* _Element data from apps and pages_:
::::

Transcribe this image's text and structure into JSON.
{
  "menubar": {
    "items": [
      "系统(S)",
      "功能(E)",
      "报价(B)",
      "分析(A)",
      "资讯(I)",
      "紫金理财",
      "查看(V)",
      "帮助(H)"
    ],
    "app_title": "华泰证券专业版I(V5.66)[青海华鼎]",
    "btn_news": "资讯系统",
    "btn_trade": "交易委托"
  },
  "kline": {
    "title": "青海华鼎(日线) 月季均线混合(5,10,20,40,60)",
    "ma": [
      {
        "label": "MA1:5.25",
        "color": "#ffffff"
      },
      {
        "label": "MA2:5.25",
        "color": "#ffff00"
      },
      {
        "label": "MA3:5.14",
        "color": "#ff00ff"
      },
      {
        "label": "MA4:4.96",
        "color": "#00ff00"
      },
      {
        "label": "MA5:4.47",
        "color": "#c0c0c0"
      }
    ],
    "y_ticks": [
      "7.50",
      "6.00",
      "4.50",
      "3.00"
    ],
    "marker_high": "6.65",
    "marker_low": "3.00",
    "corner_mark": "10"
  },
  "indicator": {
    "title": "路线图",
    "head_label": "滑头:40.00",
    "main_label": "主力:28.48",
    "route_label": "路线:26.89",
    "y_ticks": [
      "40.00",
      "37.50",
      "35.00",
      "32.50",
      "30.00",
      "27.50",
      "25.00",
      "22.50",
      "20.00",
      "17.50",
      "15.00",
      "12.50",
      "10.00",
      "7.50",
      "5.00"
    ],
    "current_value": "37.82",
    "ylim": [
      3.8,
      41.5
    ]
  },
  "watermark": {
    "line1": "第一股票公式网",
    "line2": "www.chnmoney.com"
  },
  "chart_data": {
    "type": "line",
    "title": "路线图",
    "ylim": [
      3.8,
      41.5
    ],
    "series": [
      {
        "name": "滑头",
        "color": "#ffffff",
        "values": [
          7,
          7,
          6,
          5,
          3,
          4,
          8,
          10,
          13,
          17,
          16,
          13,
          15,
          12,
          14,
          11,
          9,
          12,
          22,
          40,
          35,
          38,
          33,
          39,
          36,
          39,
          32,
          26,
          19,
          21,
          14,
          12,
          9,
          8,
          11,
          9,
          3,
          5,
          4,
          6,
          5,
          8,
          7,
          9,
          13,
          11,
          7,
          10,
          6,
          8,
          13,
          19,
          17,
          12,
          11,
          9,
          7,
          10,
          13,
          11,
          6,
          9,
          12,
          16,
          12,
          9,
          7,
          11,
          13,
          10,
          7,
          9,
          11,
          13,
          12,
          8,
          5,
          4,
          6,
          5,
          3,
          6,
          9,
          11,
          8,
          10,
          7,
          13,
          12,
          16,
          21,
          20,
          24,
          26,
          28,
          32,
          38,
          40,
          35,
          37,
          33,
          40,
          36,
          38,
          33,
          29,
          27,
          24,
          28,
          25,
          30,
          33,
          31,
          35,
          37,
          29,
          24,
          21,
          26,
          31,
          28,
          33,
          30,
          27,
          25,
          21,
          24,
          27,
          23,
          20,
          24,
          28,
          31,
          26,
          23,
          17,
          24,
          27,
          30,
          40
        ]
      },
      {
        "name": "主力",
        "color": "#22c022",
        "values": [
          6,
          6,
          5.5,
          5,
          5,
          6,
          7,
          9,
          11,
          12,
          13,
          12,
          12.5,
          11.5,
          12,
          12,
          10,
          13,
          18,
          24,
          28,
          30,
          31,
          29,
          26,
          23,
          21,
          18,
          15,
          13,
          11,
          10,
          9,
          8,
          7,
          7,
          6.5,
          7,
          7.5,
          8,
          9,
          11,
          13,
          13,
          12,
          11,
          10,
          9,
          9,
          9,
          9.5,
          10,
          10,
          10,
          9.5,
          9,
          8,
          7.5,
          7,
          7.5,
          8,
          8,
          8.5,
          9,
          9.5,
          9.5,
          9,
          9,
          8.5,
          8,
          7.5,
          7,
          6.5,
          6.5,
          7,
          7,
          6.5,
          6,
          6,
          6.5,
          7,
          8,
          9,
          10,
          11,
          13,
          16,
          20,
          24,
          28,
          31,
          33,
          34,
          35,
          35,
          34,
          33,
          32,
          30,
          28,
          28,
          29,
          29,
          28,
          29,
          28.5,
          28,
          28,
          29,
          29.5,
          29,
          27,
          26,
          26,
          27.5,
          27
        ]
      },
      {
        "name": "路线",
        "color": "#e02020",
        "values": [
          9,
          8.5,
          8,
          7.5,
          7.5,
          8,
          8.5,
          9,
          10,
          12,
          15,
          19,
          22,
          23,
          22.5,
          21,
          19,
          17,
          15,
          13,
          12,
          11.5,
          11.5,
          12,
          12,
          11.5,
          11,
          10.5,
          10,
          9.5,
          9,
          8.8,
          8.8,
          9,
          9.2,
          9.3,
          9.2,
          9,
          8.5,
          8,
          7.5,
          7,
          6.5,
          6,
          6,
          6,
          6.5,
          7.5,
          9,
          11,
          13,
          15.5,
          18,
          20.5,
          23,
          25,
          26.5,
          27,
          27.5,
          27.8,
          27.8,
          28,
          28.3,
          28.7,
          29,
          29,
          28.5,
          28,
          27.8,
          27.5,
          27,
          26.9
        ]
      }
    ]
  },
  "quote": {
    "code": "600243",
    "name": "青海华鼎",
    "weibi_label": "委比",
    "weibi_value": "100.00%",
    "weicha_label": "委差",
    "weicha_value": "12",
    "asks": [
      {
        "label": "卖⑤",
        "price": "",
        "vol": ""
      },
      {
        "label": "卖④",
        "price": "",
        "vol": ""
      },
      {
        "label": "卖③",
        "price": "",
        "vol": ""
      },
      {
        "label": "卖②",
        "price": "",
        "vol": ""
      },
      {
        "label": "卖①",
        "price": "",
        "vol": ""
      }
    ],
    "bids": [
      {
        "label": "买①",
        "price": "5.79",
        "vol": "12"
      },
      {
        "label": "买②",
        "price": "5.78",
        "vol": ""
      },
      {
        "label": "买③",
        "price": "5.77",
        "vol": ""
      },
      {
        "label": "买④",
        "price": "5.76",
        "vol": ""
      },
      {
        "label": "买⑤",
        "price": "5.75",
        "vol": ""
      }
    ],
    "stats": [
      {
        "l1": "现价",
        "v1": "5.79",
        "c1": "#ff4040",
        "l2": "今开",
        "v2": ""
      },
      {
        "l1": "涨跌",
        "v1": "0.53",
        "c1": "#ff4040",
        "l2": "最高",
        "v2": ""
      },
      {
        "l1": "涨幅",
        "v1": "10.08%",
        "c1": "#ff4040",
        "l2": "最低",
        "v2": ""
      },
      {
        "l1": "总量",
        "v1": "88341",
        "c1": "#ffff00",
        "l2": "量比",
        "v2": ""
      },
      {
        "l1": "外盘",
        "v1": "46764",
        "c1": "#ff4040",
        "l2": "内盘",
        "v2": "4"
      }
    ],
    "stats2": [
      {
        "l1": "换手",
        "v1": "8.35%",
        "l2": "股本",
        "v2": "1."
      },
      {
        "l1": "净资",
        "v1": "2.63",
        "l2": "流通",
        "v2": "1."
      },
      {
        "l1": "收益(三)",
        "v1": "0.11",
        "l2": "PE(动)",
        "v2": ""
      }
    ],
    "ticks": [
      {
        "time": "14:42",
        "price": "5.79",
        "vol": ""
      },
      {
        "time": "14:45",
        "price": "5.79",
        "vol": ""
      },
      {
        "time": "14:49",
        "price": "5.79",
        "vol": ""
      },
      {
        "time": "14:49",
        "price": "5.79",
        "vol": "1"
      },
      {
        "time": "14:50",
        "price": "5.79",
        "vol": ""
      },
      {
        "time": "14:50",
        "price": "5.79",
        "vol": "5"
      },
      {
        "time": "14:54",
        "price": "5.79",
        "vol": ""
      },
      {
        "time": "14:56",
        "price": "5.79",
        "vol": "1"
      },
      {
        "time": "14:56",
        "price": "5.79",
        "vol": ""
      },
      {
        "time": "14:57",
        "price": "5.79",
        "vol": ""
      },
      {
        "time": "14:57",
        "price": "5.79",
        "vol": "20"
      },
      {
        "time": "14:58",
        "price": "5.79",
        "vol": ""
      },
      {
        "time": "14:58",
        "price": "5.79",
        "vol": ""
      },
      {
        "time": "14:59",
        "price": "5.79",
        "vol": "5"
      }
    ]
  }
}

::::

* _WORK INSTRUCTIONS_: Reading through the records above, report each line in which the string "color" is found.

* _RESULT FOR THIS TASK_:
        "color": "#ffffff"
        "color": "#ffff00"
        "color": "#ff00ff"
        "color": "#00ff00"
        "color": "#c0c0c0"
        "color": "#ffffff",
        "color": "#22c022",
        "color": "#e02020",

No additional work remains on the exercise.